◆ **WORK INSTRUCTION**: Print every entry below again. Nothing may differ from the original.

── PROVIDED DATA ──

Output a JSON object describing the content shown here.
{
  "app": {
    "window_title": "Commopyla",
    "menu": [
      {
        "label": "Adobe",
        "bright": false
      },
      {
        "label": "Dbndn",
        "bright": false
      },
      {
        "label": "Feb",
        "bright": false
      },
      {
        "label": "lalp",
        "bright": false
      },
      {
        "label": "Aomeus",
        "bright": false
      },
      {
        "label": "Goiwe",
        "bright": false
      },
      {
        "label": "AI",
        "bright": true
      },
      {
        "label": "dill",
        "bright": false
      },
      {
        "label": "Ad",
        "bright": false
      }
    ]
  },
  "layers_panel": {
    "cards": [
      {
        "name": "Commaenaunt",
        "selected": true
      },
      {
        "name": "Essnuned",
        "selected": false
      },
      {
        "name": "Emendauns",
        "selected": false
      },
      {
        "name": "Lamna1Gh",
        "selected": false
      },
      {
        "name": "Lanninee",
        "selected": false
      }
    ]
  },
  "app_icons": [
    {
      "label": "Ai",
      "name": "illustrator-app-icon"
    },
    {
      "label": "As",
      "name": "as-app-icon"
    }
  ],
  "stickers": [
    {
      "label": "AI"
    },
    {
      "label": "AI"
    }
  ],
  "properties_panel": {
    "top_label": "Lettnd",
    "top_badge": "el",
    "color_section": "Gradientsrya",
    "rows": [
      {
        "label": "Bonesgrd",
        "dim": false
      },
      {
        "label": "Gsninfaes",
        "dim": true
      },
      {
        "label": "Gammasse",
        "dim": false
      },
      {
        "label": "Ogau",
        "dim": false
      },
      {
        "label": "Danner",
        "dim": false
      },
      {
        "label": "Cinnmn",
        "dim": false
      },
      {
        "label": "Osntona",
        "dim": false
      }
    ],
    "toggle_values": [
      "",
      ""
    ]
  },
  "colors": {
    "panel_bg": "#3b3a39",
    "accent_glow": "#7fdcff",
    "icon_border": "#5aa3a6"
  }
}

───

◆ **EXERCISE SOLUTION**:
Output a JSON object describing the content shown here.
{
  "app": {
    "window_title": "Commopyla",
    "menu": [
      {
        "label": "Adobe",
        "bright": false
      },
      {
        "label": "Dbndn",
        "bright": false
      },
      {
        "label": "Feb",
        "bright": false
      },
      {
        "label": "lalp",
        "bright": false
      },
      {
        "label": "Aomeus",
        "bright": false
      },
      {
        "label": "Goiwe",
        "bright": false
      },
      {
        "label": "AI",
        "bright": true
      },
      {
        "label": "dill",
        "bright": false
      },
      {
        "label": "Ad",
        "bright": false
      }
    ]
  },
  "layers_panel": {
    "cards": [
      {
        "name": "Commaenaunt",
        "selected": true
      },
      {
        "name": "Essnuned",
        "selected": false
      },
      {
        "name": "Emendauns",
        "selected": false
      },
      {
        "name": "Lamna1Gh",
        "selected": false
      },
      {
        "name": "Lanninee",
        "selected": false
      }
    ]
  },
  "app_icons": [
    {
      "label": "Ai",
      "name": "illustrator-app-icon"
    },
    {
      "label": "As",
      "name": "as-app-icon"
    }
  ],
  "stickers": [
    {
      "label": "AI"
    },
    {
      "label": "AI"
    }
  ],
  "properties_panel": {
    "top_label": "Lettnd",
    "top_badge": "el",
    "color_section": "Gradientsrya",
    "rows": [
      {
        "label": "Bonesgrd",
        "dim": false
      },
      {
        "label": "Gsninfaes",
        "dim": true
      },
      {
        "label": "Gammasse",
        "dim": false
      },
      {
        "label": "Ogau",
        "dim": false
      },
      {
        "label": "Danner",
        "dim": false
      },
      {
        "label": "Cinnmn",
        "dim": false
      },
      {
        "label": "Osntona",
        "dim": false
      }
    ],
    "toggle_values": [
      "",
      ""
    ]
  },
  "colors": {
    "panel_bg": "#3b3a39",
    "accent_glow": "#7fdcff",
    "icon_border": "#5aa3a6"
  }
}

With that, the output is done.